Task to carry out: Please write out each entry exactly as it appears.

Recorded information:
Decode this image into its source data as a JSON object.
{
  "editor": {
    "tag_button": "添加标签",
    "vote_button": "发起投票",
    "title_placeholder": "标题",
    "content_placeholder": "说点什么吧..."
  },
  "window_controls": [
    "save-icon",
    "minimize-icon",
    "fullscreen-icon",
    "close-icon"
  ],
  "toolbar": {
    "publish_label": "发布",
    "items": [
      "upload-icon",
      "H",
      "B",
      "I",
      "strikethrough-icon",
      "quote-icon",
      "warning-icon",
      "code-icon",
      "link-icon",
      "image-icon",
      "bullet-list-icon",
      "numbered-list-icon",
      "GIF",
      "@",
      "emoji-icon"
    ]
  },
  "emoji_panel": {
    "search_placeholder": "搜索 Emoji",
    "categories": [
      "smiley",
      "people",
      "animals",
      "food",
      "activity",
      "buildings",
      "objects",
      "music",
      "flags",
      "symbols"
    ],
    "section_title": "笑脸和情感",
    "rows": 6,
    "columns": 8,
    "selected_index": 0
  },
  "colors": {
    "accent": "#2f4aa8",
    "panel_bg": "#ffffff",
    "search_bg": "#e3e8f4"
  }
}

Solution for this exercise:
Decode this image into its source data as a JSON object.
{
  "editor": {
    "tag_button": "添加标签",
    "vote_button": "发起投票",
    "title_placeholder": "标题",
    "content_placeholder": "说点什么吧..."
  },
  "window_controls": [
    "save-icon",
    "minimize-icon",
    "fullscreen-icon",
    "close-icon"
  ],
  "toolbar": {
    "publish_label": "发布",
    "items": [
      "upload-icon",
      "H",
      "B",
      "I",
      "strikethrough-icon",
      "quote-icon",
      "warning-icon",
      "code-icon",
      "link-icon",
      "image-icon",
      "bullet-list-icon",
      "numbered-list-icon",
      "GIF",
      "@",
      "emoji-icon"
    ]
  },
  "emoji_panel": {
    "search_placeholder": "搜索 Emoji",
    "categories": [
      "smiley",
      "people",
      "animals",
      "food",
      "activity",
      "buildings",
      "objects",
      "music",
      "flags",
      "symbols"
    ],
    "section_title": "笑脸和情感",
    "rows": 6,
    "columns": 8,
    "selected_index": 0
  },
  "colors": {
    "accent": "#2f4aa8",
    "panel_bg": "#ffffff",
    "search_bg": "#e3e8f4"
  }
}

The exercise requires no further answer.